Web page and app entries:
▼▼▼

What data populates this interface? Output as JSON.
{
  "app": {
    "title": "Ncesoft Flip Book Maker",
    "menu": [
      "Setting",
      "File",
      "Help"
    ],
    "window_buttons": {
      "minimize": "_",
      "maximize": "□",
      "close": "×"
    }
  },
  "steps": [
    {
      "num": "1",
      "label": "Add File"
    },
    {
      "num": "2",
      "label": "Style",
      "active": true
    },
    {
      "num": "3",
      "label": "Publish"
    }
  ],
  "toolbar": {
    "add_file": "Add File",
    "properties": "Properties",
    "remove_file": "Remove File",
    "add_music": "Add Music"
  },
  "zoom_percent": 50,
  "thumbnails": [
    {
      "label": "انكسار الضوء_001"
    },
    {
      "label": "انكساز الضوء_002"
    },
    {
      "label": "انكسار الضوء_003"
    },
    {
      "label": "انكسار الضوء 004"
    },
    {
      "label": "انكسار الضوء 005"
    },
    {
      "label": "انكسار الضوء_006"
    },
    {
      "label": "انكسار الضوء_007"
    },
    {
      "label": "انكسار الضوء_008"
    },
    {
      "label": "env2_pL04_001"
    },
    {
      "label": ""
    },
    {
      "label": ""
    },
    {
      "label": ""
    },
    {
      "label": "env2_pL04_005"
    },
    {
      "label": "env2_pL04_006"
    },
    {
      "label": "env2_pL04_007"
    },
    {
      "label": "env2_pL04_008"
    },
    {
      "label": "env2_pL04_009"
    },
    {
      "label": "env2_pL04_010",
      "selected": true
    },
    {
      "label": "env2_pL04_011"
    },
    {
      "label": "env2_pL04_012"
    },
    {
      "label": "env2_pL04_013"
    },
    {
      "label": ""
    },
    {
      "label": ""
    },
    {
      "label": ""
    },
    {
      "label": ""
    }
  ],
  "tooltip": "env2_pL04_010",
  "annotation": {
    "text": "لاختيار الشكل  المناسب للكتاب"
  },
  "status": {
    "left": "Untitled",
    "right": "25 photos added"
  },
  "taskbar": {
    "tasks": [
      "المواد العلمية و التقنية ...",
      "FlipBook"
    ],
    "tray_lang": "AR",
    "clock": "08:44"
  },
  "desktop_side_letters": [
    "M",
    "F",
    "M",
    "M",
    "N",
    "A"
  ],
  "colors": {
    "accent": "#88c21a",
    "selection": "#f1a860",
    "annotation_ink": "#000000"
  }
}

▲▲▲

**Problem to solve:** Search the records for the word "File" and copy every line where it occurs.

**Output:**
      "File",
      "label": "Add File"
    "add_file": "Add File",
    "remove_file": "Remove File",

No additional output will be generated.